Sometimes winning isn't pretty, and Bill Haas proved that at the Humana Challenge--even as he was signing for an aggregate score of 22-under.
Haas hit his tee shot on the final hole right, and his ball perched on on the grass just above the lip of a steep fairway bunker. When Haas took his stance, the ball was nearly waist high. The mission was simple: Advance the ball to a position where he could reach the green in regulation without shanking it, or pull hooking it across the fairway into the water.
Using a middle iron, he caught the ball cleanly with a baseball swing and left himself a straightforward third shot into the green. He made his par and preserved a one-shot victory over five other players.
"Bill made all the right decisions there," says top Georgia teacher Mike Granato. "Even though he was only trying to advance the ball a short distance, he picked a lower-lofted iron, which reduced the chance of the shot shooting off to the left from such a severe lie. And when he swung, he was thinking single instead of home run. He resisted the temptation to try to push the ball farther down the fairway. He picked a 6-iron, choked down and made a controlled swing to promote clean contact--which is way more important than total distance."
Your next bad lie situation might not match Haas', but you can still make the same good strategy choices. "Another thing to take in consideration is what the shaft is going to do through impact," says Granato, who is based in White, Ga. "On every shot you hit, the shaft droops--or bends slightly downward--through impact.
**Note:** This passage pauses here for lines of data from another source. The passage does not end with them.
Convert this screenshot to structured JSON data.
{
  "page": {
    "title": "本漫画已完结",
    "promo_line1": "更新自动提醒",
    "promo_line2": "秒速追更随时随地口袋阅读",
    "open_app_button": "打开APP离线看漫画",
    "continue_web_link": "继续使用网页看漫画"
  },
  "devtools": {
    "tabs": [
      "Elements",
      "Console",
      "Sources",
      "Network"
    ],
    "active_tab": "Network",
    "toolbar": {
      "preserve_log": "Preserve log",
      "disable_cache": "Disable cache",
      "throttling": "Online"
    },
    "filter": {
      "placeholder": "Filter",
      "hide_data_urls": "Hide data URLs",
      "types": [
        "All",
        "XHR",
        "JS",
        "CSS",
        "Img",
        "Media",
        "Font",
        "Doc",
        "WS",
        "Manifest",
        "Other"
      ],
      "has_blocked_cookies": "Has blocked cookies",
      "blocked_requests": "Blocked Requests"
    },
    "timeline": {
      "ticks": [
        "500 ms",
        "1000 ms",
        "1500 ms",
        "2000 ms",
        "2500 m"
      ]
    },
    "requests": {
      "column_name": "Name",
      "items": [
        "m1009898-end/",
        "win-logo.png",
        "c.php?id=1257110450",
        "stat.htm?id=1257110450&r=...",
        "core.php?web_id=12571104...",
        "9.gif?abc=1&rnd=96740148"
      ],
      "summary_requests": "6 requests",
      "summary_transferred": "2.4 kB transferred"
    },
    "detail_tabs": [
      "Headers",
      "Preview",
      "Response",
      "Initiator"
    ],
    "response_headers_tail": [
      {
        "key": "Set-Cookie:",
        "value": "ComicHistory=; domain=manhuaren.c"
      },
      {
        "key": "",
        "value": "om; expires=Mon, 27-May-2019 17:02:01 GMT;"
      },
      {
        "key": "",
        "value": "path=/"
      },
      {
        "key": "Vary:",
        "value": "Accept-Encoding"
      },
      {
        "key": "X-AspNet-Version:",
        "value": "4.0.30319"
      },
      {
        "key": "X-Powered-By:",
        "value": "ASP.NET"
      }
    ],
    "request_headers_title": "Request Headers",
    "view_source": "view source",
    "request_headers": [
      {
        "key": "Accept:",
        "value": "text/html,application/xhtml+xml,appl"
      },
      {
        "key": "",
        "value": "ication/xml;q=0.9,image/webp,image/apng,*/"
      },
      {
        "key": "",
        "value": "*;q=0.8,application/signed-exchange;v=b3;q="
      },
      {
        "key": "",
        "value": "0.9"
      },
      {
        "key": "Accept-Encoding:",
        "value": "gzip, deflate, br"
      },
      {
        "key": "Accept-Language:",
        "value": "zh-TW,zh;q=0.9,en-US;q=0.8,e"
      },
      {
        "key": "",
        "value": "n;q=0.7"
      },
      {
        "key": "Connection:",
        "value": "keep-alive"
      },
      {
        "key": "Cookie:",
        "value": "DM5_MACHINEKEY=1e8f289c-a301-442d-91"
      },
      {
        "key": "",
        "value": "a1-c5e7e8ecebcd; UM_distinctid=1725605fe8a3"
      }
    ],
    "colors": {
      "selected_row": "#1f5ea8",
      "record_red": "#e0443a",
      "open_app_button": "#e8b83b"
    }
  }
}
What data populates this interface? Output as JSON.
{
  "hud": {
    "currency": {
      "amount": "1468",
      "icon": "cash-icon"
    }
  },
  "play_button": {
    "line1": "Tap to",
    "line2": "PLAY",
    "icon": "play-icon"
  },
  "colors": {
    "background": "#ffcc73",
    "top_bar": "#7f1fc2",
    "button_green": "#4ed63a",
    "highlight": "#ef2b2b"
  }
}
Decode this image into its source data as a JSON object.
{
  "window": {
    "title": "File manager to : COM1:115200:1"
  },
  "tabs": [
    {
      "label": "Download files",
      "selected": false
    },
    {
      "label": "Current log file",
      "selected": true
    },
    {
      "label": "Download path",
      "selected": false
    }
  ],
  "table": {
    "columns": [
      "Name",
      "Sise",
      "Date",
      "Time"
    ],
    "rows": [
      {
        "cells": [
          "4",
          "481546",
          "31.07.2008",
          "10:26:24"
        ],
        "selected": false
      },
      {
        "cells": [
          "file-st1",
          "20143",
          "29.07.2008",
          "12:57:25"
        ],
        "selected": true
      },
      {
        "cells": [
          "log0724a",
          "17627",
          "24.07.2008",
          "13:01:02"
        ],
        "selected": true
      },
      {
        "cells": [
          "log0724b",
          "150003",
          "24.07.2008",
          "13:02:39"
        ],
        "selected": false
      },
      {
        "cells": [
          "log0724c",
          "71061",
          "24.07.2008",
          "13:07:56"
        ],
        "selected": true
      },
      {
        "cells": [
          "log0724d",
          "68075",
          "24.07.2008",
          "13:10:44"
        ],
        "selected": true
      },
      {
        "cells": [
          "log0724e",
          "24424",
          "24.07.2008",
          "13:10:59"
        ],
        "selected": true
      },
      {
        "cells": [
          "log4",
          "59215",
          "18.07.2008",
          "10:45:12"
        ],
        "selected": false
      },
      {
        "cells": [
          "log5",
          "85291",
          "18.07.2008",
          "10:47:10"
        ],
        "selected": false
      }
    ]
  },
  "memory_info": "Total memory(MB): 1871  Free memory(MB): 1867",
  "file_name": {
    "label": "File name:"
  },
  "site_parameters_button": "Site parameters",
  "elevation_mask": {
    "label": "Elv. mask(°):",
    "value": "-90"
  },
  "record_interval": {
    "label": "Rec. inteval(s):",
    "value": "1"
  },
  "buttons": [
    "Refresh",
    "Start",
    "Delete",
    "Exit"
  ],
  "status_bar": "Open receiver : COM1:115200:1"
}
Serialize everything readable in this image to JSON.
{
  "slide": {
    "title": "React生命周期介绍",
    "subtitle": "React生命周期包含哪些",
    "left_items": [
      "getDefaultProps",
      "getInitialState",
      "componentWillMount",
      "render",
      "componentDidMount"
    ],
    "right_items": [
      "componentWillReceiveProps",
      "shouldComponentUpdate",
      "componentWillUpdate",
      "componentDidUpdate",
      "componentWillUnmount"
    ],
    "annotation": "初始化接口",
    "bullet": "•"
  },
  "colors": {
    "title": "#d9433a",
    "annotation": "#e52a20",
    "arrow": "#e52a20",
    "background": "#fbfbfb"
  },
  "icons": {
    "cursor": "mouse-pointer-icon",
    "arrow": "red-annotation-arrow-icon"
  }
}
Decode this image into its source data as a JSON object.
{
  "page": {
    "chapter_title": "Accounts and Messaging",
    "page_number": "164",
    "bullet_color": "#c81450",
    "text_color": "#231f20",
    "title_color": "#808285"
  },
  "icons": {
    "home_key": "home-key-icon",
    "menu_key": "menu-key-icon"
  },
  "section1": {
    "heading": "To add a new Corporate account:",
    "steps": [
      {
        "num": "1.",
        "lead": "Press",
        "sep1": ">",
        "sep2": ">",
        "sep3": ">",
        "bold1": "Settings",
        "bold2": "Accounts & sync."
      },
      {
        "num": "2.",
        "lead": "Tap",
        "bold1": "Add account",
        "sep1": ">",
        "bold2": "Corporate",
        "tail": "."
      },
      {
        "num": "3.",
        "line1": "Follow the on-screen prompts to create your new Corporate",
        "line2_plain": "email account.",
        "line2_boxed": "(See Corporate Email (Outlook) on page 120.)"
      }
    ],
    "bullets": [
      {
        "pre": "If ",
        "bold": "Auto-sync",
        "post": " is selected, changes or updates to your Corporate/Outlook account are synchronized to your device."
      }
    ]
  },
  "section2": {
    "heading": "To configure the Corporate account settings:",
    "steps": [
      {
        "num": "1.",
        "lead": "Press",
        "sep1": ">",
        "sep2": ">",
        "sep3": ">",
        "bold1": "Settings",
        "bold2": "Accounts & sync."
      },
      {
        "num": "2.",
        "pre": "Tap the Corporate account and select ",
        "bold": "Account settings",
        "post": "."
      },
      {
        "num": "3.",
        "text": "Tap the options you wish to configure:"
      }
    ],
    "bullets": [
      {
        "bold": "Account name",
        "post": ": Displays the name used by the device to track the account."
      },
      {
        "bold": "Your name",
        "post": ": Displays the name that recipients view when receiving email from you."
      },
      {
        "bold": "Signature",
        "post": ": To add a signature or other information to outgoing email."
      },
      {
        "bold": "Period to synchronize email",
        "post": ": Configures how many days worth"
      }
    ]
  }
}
When the ball is above your feet, the drooping effect is increased. Plan for it, and address the ball a little higher than normal."